Great post.


Well... Crikey!!

Not sure where to start!

OK... firstly... I KNOW you are not a candidate for a girl's, gay best friend David, so I must assume your discussions with your fellow 'badger' must have been in person, somewhere in Swansea. Personally, I think I am [possibly] not feminine enough and definitely too Anglofile! Very SITC. Eye-wink

However, as I sit at the County Ground this week, weather permitting, I may wish to see Foster, Napier, ten Doeschate etc take their shirts off whilst playing, but perhaps not for the same reason that others may wish to see Clooney et al do the same! Laughing out loud

I do not wish to detract from the article too much because it is, as usual, very good. Although, I do disagree that 'effective' technique is the same as 'good' technique.

We spend so much time here in this region trying to get coaches to [initially] ignore outcome.

Not so long ago, if you asked a coach to assess a pace bowler, for instance, you would get, "Well, he is consistently hitting the stumps so, Great!", notwithstanding hyper extension during lateral flexion and any counter rotation.

I do totally agree, however, that to make it... even if you only wish to be a big fish in a small pond... you need motivation and the where with all to utilise it. As you say, it does take hard work and discipline, but they are free. So, if a player has these qualities banked, there is nothing stopping them... other than, possibly, themselves!
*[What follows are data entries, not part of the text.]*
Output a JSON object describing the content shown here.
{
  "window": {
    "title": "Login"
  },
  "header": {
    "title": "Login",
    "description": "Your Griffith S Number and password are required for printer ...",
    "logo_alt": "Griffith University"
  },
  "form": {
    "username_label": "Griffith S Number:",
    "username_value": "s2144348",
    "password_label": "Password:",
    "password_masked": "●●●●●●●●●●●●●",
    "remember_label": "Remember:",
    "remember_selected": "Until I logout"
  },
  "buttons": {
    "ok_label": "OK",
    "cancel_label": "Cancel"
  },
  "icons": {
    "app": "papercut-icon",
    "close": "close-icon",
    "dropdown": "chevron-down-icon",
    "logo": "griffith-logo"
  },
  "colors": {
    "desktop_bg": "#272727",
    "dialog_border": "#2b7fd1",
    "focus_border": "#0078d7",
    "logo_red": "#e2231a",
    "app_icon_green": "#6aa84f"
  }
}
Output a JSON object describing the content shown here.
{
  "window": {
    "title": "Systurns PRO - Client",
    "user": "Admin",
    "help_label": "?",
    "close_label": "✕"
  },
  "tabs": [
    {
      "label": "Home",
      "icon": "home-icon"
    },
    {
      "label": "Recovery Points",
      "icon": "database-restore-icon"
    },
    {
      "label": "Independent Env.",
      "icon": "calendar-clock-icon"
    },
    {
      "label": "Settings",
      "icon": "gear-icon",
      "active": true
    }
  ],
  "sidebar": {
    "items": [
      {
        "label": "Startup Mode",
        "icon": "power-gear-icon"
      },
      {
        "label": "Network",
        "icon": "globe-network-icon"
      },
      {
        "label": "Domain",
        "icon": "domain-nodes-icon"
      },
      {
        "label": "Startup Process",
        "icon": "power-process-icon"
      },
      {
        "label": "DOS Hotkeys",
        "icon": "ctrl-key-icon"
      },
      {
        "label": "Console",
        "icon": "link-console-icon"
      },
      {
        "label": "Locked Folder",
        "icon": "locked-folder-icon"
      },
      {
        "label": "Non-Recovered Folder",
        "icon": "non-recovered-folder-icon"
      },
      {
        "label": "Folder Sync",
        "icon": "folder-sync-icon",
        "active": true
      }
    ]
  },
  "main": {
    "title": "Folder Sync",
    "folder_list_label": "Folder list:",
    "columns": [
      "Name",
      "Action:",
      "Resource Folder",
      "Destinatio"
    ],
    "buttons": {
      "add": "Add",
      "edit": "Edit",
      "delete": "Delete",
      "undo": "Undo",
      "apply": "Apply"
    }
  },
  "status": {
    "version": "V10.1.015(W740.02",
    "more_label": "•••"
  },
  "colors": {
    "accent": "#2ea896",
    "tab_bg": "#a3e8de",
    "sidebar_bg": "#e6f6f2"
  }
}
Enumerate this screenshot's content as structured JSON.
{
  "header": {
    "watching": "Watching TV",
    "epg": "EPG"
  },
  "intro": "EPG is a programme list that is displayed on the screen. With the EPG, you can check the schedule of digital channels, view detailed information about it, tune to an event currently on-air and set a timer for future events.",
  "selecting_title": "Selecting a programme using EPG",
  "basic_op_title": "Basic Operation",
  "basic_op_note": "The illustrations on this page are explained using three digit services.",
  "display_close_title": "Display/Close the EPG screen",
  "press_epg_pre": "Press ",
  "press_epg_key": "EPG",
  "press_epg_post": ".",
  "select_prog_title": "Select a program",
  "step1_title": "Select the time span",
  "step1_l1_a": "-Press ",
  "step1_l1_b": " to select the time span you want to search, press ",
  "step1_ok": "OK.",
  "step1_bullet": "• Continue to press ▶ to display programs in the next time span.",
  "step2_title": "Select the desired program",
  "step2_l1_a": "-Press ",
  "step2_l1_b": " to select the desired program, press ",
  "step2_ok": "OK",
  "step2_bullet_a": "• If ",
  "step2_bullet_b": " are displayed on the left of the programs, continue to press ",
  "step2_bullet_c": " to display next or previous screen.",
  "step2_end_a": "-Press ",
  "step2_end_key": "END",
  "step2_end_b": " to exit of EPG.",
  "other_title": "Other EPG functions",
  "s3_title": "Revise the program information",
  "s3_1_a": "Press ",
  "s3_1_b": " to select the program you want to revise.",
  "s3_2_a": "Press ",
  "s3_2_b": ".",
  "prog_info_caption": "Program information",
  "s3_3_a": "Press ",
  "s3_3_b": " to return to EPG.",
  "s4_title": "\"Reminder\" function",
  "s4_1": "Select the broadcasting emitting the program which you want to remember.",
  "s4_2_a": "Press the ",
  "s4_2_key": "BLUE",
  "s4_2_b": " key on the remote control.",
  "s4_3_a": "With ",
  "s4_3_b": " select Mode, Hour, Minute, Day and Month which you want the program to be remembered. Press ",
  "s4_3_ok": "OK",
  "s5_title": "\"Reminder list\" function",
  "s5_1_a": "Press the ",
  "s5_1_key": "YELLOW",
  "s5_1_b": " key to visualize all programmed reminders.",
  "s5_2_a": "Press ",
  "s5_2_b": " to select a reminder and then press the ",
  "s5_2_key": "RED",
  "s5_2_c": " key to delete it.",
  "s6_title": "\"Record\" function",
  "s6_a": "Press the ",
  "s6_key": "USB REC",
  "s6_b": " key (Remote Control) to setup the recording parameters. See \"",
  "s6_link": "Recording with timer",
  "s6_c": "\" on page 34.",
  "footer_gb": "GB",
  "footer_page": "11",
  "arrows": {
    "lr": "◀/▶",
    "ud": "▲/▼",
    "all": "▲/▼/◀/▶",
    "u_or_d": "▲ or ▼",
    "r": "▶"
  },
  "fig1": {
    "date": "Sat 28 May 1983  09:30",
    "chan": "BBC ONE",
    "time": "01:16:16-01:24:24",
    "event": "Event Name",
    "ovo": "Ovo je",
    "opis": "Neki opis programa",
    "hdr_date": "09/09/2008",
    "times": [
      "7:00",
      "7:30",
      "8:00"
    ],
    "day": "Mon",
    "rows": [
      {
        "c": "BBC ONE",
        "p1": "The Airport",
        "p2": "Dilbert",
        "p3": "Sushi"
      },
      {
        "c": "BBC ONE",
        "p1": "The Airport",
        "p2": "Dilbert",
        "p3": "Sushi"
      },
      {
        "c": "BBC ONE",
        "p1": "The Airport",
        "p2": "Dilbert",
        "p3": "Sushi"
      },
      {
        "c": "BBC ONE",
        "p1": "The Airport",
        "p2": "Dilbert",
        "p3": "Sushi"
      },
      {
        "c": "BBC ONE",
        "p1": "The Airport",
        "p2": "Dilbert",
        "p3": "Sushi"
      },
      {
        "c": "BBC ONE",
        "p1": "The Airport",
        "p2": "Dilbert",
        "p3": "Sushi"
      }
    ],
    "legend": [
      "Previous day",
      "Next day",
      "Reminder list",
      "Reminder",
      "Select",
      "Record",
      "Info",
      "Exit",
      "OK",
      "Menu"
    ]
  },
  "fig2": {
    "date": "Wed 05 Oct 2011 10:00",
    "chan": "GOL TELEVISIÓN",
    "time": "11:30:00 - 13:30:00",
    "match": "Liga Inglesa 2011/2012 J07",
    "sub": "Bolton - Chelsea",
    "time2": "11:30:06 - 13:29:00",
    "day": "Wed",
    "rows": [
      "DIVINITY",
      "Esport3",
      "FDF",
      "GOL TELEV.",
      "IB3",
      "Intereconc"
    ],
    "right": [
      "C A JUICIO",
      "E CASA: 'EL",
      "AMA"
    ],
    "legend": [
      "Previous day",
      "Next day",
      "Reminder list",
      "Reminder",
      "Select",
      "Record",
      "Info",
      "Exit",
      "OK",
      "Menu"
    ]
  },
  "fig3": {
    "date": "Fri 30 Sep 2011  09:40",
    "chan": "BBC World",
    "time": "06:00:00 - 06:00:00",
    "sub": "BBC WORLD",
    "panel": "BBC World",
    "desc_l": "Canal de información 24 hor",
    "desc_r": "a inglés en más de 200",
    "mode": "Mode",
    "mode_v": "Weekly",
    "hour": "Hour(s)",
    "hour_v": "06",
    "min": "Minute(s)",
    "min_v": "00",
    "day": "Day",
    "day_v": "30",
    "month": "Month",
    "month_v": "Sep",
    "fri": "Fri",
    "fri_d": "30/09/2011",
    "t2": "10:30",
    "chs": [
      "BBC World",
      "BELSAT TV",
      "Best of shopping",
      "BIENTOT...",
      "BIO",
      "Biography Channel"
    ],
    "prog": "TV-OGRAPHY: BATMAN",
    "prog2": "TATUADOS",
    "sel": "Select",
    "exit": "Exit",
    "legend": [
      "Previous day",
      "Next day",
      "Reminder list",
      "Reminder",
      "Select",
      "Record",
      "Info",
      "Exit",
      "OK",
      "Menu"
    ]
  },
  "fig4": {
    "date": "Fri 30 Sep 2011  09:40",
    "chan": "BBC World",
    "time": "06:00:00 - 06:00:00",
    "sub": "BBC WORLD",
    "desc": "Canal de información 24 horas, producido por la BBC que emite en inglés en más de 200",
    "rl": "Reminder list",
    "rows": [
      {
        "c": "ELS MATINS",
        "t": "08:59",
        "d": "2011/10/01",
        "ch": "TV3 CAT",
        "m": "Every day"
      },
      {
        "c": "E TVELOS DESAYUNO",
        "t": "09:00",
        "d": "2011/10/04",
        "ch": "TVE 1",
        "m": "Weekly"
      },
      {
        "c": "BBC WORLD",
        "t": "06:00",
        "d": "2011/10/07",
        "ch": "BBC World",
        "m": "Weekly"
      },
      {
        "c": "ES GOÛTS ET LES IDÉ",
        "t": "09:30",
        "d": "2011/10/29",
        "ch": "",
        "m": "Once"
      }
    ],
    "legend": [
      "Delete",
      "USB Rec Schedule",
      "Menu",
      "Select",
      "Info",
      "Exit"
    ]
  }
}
Ah it's such a shame you don't know the rest of that badger story which is hilariously humiliating for one of us.